A key section is “Russia’s Transformation into Opposite: The Theory of State-Capitalism.” Opposition to Russian state-capitalism such as the 1953 East Germany Revolt and the 1956 Hungarian Revolution are described. Mao’s China as another form of state-capitalism, as well as the Sino-Soviet conflict, is discussed. The study ends with a “battle of ideas” with other analyses of the Revolution and its aftermath.
National Poets, Cultural Saints Marijan Dović and Jón Karl Helgason explore the ways in which certain artists, writers, and poets in Europe have become major figures of cultural memory, emulating the symbolic role formerly played by state rulers and religious saints. The authors develop the concept of cultural sainthood in the context of nationalism as a form of invisible religion, identify major shifts in canonization practices from antiquity to the nationally-motivated commemoration of the nineteenth century, and explore the afterlives of two national poets, Slovenia's France Prešeren and Iceland's Jónas Hallgrímsson. The book presents a useful analytical model of canonization for further studies on cultural sainthood and opens up fruitful perspectives for the understanding of national movements.
The Dutch-German Communist Left, represented by the German KAPD-AAUD, the Dutch KAPN and the Bulgarian Communist Workers Party, separated from the Comintern (1921) on questions like electoralism, trade-unionism, united fronts, the one-party state and anti-proletarian violence. It attracted the ire of Lenin, who wrote his
Left Wing Communism, An Infantile Disorder against the
Linkskommunismus, while Herman Gorter wrote a famous response in his pamphlet
Reply to Lenin. The present volume provides the most substantial history to date of this tendency in the twentieth-century Communist movement. It covers how the Communist left, with the KAPD-AAU, denounced 'party communism' and 'state capitalism' in Russia; how the German left survived after 1933 in the shape of the Dutch GIK and Paul Mattick’s councils movement in the USA; and also how the Dutch Communistenbond Spartacus continued to fight after 1942 for the world power of the workers councils, as theorised by Pannekoek in his book
Workers’ Councils (1946).
In his study Jan Hoff charts the unprecedented global boost that has been experienced by critical Marxism since the mid-1960s. In particular Hoff shows the development of interpretations of Marx’s method; of critical social theory oriented towards Marx's critique of political economy; and of significant disputes concerning the different versions and iterations of the critical project that ultimately culminated in
Capital.
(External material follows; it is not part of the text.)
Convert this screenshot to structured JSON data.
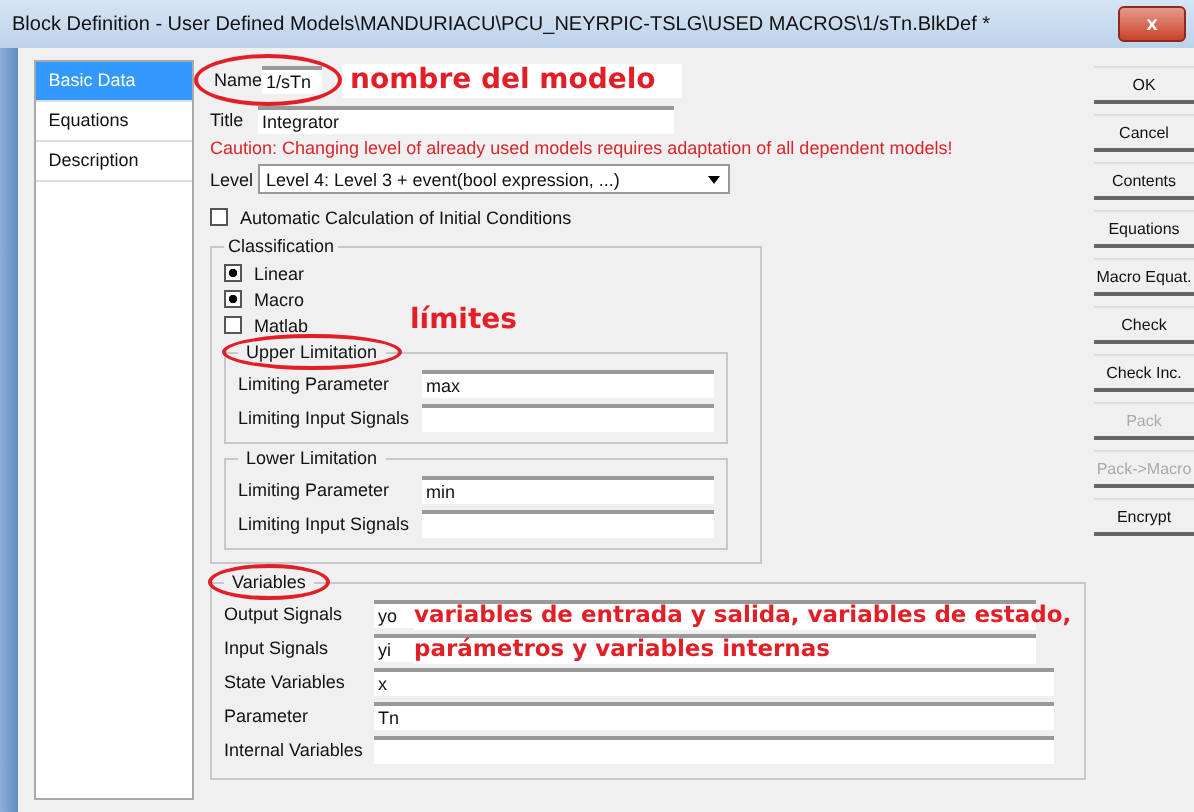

His book investigates the ‘globalisation’ of Marx debates, the complex network of international theoretical approaches that have been devised between the poles of science and politics, the transfer of theory and the historical development of schools of thought beyond national and linguistic borders.
Marx Worldwide provides an overview of Marx reception in various regions of the world, in which the extra-European process of theory formation receives particular attention; and it shows how, despite the supersession of Marxism in the sense of an all-encompassing worldview, the Marxian aim of providing an explication of the internal connection of economic categories and relations, and thereby of accomplishing the ‘de-mystification’ of the ‘deranged world’ of the economy, is as relevant and as theoretically important as it has ever been.
First published in German by Akademie Verlag as
Marx Global. Zur Entwicklung des internationalen Marx-Diskurses seit 1965, Berlin, 2009.